Start of Block
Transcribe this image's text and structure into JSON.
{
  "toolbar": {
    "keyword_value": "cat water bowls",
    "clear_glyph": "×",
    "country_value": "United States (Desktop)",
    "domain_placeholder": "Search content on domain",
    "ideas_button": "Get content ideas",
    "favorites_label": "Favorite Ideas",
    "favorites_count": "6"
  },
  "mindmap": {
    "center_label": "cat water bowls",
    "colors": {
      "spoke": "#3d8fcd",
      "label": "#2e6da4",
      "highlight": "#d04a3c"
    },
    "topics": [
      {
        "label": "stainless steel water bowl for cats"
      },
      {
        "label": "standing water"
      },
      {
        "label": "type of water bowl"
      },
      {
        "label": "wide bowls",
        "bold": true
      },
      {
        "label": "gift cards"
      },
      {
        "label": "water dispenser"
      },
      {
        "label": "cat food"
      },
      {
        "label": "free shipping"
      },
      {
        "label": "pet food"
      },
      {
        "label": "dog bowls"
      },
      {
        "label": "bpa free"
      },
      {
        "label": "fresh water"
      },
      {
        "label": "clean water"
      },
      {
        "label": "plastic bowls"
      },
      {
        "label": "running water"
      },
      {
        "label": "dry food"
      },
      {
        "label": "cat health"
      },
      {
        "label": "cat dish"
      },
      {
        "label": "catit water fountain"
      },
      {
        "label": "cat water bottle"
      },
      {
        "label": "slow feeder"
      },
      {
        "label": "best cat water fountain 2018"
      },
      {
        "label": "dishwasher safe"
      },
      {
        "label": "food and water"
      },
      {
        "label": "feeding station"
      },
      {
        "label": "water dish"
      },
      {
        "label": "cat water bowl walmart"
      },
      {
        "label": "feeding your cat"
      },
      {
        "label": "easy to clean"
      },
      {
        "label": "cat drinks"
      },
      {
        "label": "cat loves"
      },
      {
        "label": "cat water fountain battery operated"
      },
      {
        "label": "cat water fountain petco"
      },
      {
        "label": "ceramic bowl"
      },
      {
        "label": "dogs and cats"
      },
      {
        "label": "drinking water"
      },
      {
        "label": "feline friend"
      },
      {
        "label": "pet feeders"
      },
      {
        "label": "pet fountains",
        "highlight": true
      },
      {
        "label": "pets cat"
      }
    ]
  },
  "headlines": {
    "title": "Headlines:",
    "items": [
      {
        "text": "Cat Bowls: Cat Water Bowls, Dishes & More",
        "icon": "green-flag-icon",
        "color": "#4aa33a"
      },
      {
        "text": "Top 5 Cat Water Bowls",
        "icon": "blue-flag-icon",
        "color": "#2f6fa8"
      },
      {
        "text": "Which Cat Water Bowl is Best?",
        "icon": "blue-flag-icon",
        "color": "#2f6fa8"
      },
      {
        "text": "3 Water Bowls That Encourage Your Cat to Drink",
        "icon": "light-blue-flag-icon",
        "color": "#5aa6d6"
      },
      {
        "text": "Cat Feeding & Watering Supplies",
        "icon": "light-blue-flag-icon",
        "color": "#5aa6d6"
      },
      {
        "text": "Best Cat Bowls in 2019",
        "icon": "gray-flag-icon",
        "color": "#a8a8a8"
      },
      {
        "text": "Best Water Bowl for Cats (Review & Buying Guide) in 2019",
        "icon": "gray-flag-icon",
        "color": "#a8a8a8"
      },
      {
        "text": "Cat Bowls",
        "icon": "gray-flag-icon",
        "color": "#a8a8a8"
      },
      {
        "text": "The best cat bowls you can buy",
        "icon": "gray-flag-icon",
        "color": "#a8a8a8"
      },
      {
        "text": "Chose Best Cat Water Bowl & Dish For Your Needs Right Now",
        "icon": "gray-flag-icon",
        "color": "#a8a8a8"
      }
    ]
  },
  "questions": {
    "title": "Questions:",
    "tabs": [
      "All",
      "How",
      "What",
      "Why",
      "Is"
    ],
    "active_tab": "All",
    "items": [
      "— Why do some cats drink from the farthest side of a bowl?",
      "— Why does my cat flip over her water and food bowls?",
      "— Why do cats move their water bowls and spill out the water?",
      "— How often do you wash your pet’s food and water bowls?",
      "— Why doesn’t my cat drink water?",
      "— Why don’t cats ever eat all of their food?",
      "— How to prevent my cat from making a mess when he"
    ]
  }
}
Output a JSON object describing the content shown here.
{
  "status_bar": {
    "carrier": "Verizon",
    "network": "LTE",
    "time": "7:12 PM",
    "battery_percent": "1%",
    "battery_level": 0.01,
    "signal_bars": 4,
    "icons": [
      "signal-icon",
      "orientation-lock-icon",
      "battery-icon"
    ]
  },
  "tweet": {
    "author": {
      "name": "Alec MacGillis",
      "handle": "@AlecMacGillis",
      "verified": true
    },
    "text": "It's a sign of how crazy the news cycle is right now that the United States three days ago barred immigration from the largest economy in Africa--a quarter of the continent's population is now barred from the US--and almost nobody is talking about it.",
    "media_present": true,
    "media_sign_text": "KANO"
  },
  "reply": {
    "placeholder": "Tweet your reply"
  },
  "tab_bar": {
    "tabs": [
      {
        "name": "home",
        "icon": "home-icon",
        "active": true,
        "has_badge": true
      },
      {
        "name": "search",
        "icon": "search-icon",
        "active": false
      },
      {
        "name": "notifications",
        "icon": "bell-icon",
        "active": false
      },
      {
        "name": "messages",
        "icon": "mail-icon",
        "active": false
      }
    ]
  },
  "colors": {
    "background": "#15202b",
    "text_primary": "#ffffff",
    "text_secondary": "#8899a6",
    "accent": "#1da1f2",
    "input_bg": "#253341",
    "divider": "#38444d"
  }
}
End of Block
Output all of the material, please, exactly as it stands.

Written reply:
Transcribe this image's text and structure into JSON.
{
  "toolbar": {
    "keyword_value": "cat water bowls",
    "clear_glyph": "×",
    "country_value": "United States (Desktop)",
    "domain_placeholder": "Search content on domain",
    "ideas_button": "Get content ideas",
    "favorites_label": "Favorite Ideas",
    "favorites_count": "6"
  },
  "mindmap": {
    "center_label": "cat water bowls",
    "colors": {
      "spoke": "#3d8fcd",
      "label": "#2e6da4",
      "highlight": "#d04a3c"
    },
    "topics": [
      {
        "label": "stainless steel water bowl for cats"
      },
      {
        "label": "standing water"
      },
      {
        "label": "type of water bowl"
      },
      {
        "label": "wide bowls",
        "bold": true
      },
      {
        "label": "gift cards"
      },
      {
        "label": "water dispenser"
      },
      {
        "label": "cat food"
      },
      {
        "label": "free shipping"
      },
      {
        "label": "pet food"
      },
      {
        "label": "dog bowls"
      },
      {
        "label": "bpa free"
      },
      {
        "label": "fresh water"
      },
      {
        "label": "clean water"
      },
      {
        "label": "plastic bowls"
      },
      {
        "label": "running water"
      },
      {
        "label": "dry food"
      },
      {
        "label": "cat health"
      },
      {
        "label": "cat dish"
      },
      {
        "label": "catit water fountain"
      },
      {
        "label": "cat water bottle"
      },
      {
        "label": "slow feeder"
      },
      {
        "label": "best cat water fountain 2018"
      },
      {
        "label": "dishwasher safe"
      },
      {
        "label": "food and water"
      },
      {
        "label": "feeding station"
      },
      {
        "label": "water dish"
      },
      {
        "label": "cat water bowl walmart"
      },
      {
        "label": "feeding your cat"
      },
      {
        "label": "easy to clean"
      },
      {
        "label": "cat drinks"
      },
      {
        "label": "cat loves"
      },
      {
        "label": "cat water fountain battery operated"
      },
      {
        "label": "cat water fountain petco"
      },
      {
        "label": "ceramic bowl"
      },
      {
        "label": "dogs and cats"
      },
      {
        "label": "drinking water"
      },
      {
        "label": "feline friend"
      },
      {
        "label": "pet feeders"
      },
      {
        "label": "pet fountains",
        "highlight": true
      },
      {
        "label": "pets cat"
      }
    ]
  },
  "headlines": {
    "title": "Headlines:",
    "items": [
      {
        "text": "Cat Bowls: Cat Water Bowls, Dishes & More",
        "icon": "green-flag-icon",
        "color": "#4aa33a"
      },
      {
        "text": "Top 5 Cat Water Bowls",
        "icon": "blue-flag-icon",
        "color": "#2f6fa8"
      },
      {
        "text": "Which Cat Water Bowl is Best?",
        "icon": "blue-flag-icon",
        "color": "#2f6fa8"
      },
      {
        "text": "3 Water Bowls That Encourage Your Cat to Drink",
        "icon": "light-blue-flag-icon",
        "color": "#5aa6d6"
      },
      {
        "text": "Cat Feeding & Watering Supplies",
        "icon": "light-blue-flag-icon",
        "color": "#5aa6d6"
      },
      {
        "text": "Best Cat Bowls in 2019",
        "icon": "gray-flag-icon",
        "color": "#a8a8a8"
      },
      {
        "text": "Best Water Bowl for Cats (Review & Buying Guide) in 2019",
        "icon": "gray-flag-icon",
        "color": "#a8a8a8"
      },
      {
        "text": "Cat Bowls",
        "icon": "gray-flag-icon",
        "color": "#a8a8a8"
      },
      {
        "text": "The best cat bowls you can buy",
        "icon": "gray-flag-icon",
        "color": "#a8a8a8"
      },
      {
        "text": "Chose Best Cat Water Bowl & Dish For Your Needs Right Now",
        "icon": "gray-flag-icon",
        "color": "#a8a8a8"
      }
    ]
  },
  "questions": {
    "title": "Questions:",
    "tabs": [
      "All",
      "How",
      "What",
      "Why",
      "Is"
    ],
    "active_tab": "All",
    "items": [
      "— Why do some cats drink from the farthest side of a bowl?",
      "— Why does my cat flip over her water and food bowls?",
      "— Why do cats move their water bowls and spill out the water?",
      "— How often do you wash your pet’s food and water bowls?",
      "— Why doesn’t my cat drink water?",
      "— Why don’t cats ever eat all of their food?",
      "— How to prevent my cat from making a mess when he"
    ]
  }
}
Output a JSON object describing the content shown here.
{
  "status_bar": {
    "carrier": "Verizon",
    "network": "LTE",
    "time": "7:12 PM",
    "battery_percent": "1%",
    "battery_level": 0.01,
    "signal_bars": 4,
    "icons": [
      "signal-icon",
      "orientation-lock-icon",
      "battery-icon"
    ]
  },
  "tweet": {
    "author": {
      "name": "Alec MacGillis",
      "handle": "@AlecMacGillis",
      "verified": true
    },
    "text": "It's a sign of how crazy the news cycle is right now that the United States three days ago barred immigration from the largest economy in Africa--a quarter of the continent's population is now barred from the US--and almost nobody is talking about it.",
    "media_present": true,
    "media_sign_text": "KANO"
  },
  "reply": {
    "placeholder": "Tweet your reply"
  },
  "tab_bar": {
    "tabs": [
      {
        "name": "home",
        "icon": "home-icon",
        "active": true,
        "has_badge": true
      },
      {
        "name": "search",
        "icon": "search-icon",
        "active": false
      },
      {
        "name": "notifications",
        "icon": "bell-icon",
        "active": false
      },
      {
        "name": "messages",
        "icon": "mail-icon",
        "active": false
      }
    ]
  },
  "colors": {
    "background": "#15202b",
    "text_primary": "#ffffff",
    "text_secondary": "#8899a6",
    "accent": "#1da1f2",
    "input_bg": "#253341",
    "divider": "#38444d"
  }
}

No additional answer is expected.